If the people of the world are a box of crayons, I am the bright yellow crayon. I am occasionally told by a pretty smart lady that if I am sad, the world does not seem right. I enjoy that fact. Sometimes, it can become difficult to live up to the standard of always being happy, as it is impossible to be happy all the time, but I enjoy the challenge nonetheless. I believe in happiness. I believe that one person’s happiness on a day when your feeling more like the gray crayon instead of a yellow crayon can suddenly inspire happiness of your own. I believe that we should be happy for as long as we can know what happiness is all about.

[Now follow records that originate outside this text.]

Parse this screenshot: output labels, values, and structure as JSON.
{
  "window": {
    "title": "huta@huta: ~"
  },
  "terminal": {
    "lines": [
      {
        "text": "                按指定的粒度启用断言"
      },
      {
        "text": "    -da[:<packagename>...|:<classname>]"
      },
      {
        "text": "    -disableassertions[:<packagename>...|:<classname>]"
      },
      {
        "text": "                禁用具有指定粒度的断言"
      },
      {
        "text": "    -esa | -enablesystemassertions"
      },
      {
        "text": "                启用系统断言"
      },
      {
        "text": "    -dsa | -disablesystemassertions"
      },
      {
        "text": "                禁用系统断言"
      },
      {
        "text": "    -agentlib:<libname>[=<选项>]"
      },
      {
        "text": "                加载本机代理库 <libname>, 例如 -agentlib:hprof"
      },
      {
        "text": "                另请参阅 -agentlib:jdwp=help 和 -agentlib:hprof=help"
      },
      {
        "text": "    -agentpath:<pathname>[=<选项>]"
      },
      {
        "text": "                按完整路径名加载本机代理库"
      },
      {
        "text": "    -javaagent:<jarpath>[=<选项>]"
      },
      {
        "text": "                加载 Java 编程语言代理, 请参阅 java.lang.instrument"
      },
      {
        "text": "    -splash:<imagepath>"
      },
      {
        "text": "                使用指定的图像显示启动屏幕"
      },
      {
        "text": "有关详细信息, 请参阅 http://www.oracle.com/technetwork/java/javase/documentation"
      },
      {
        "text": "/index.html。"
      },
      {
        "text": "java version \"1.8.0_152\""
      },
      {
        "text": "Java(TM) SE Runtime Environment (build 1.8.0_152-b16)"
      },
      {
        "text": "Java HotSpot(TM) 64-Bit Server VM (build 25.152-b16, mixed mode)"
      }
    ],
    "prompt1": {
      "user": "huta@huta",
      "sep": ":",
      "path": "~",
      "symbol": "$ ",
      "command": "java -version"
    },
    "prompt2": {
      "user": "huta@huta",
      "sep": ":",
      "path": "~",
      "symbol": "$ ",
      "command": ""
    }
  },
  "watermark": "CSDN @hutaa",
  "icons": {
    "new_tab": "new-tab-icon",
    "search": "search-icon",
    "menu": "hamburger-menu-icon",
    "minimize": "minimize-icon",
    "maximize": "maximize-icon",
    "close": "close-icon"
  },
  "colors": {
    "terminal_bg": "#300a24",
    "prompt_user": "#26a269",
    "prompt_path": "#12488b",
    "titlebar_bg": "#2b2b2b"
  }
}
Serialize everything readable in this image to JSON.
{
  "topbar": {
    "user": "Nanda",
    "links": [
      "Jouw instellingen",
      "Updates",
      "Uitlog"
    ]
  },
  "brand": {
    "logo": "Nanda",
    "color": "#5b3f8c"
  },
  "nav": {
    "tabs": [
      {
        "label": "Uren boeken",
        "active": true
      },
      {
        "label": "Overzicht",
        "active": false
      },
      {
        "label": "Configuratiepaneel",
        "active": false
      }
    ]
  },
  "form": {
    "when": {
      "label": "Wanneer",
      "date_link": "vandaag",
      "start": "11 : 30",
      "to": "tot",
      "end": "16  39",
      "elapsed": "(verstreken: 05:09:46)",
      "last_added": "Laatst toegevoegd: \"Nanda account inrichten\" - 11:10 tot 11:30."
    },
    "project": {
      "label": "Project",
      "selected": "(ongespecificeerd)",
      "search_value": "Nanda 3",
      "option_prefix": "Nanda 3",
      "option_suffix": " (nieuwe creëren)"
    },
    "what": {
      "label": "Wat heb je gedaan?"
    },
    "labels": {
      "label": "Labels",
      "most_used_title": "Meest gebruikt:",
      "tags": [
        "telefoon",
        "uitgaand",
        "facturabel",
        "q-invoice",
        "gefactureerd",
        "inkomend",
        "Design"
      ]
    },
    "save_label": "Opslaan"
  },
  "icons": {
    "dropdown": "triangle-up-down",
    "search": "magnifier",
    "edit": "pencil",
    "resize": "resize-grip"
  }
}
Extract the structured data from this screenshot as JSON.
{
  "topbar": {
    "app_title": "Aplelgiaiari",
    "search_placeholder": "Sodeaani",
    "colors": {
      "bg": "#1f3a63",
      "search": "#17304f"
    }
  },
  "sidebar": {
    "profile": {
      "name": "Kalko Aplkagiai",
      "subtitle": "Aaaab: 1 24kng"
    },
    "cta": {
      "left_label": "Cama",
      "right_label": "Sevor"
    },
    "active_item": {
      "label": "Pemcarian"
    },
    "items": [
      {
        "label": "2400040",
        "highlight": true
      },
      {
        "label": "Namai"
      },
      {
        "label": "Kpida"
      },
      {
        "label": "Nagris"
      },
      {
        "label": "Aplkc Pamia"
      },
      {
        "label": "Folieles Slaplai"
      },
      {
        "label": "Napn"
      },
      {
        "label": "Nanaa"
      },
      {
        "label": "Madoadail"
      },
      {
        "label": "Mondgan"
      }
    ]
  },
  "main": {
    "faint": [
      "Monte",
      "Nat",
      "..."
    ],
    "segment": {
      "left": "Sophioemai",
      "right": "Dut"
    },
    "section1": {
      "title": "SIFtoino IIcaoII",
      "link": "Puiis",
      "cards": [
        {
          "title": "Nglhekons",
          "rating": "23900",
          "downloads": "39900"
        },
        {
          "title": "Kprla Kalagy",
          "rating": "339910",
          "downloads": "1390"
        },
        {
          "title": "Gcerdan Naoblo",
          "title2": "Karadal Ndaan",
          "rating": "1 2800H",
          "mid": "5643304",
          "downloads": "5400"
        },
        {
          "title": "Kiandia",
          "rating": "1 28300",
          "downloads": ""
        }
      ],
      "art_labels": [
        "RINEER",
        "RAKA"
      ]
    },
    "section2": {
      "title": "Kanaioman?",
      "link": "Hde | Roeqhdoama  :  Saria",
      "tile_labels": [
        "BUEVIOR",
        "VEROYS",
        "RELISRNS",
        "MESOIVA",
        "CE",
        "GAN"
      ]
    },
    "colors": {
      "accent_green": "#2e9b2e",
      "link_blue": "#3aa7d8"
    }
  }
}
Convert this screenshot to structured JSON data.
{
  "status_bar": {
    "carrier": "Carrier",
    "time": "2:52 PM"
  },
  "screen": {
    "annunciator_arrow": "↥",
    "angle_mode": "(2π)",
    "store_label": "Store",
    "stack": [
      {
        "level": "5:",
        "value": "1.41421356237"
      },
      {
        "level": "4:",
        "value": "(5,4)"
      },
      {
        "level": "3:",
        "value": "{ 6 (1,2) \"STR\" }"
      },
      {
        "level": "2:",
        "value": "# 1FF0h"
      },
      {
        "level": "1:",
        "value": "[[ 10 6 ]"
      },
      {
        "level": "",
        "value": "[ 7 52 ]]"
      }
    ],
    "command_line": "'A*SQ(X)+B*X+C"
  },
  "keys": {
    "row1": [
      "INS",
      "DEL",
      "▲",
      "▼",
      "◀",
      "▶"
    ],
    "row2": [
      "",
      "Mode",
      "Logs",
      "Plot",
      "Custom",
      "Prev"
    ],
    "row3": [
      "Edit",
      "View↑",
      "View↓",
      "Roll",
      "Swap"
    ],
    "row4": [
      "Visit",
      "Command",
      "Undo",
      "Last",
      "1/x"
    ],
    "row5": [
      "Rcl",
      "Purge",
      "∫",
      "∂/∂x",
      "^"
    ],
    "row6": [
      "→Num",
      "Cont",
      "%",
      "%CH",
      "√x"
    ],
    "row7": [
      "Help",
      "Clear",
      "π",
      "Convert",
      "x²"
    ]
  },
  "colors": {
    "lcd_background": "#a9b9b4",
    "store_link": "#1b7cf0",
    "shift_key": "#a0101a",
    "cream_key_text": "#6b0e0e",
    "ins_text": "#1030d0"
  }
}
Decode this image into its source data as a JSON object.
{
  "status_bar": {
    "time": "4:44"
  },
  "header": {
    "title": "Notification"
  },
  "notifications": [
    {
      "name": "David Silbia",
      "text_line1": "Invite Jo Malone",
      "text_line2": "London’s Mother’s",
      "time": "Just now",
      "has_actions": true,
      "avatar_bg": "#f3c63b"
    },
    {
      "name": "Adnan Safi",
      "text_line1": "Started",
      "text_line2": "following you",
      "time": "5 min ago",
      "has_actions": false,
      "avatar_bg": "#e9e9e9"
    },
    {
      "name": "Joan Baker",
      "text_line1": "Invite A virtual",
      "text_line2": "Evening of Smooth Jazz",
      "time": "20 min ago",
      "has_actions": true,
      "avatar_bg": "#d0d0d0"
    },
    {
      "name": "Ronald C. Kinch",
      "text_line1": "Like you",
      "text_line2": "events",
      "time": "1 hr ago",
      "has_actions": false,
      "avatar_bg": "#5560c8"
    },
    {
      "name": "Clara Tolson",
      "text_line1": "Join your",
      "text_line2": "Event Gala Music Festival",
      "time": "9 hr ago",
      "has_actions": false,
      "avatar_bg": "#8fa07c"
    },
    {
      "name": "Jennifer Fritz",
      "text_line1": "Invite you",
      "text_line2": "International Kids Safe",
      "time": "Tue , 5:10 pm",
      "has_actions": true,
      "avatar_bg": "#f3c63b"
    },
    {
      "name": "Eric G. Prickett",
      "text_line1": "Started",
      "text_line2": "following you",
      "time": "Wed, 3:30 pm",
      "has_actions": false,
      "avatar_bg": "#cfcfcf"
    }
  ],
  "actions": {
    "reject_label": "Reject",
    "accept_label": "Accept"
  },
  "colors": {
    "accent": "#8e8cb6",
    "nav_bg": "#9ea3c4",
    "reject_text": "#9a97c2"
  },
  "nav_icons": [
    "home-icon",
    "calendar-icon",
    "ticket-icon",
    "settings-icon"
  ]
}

The inspiration for my happiness falls behind my grandmother. For those of you who do not know Margaret Tyner, you’re missing out. She is the brightest of the yellow crayons. She lives in the moment, loves to laugh, and always radiates happiness. My grandmother still shows all of these traits, but it’s a little different now. About six years ago my grandmother began to forget things. She would go to the beauty parlor three or four times a day, forgetting that her hair had already been pinned and sprayed. Milk was often found expired in the refrigerator, and the coffee pot was left on constantly. Grandmother continued to forget more things and we had many talks with her, but her independent spirit never acknowledged the fact that she was becoming forgetful. She continued to slip, and the things she was forgetting became more serious. As time passed it became obvious that my grandmother had a relatively severe case of dementia. Sometimes she couldn’t remember our names, but she still knew who we were and her face lit up every time she had her family with her. It was not until one Wednesday night when my family was eating at her house with her and her care giver that I realized that my Grandmother would never be the same. I was walking around her house with her ooohhing and ahhhing at the family pictures that she has displayed when suddenly she turned to me, looked me in the eye, stuck out her hand, and said “Oh! I’m sorry, I don’t believe we have met. I’m Margaret Tyner.” I swallowed my tears and replied by saying “Well Mrs. Tyner, I think we might have once before, I’m Carol Tyner.” I put extra emphasis on the “Tyner” part as she always does, but it didn’t seem to faze her.
My grandmother does not know who I am anymore, but she is (for the most part) always happy to see me. Grandmother actually doesn’t remember much at all anymore, and coming to that realize her memory would not magically come back was one of the hardest things I have had to deal with. Some days I have a hard time dealing with the reality of the situation, and on those days, I resent the stereotype that I am always happy. I resent it because it makes it extremely obvious when something is wrong and then the questions start pouring in about my unhappy state-which usually only make things worse. The past couple of months have been a little hard for me, dealing with the inevitable college changes and thinking about not seeing my best friends everyday. While I know some of the changes ahead of me will be difficult, somehow Grandmother always reminds me to just be happy. I have my whole life ahead of me, and I don’t want to spend it dwelling on things that cannot be fixed. I would rather be happy. I would rather be the yellow crayon. My happiness is for myself, my friends, my family but most of all Grandmother. I believe in happiness.
If you enjoyed this essay, please consider making a tax-deductible contribution to This I Believe, Inc.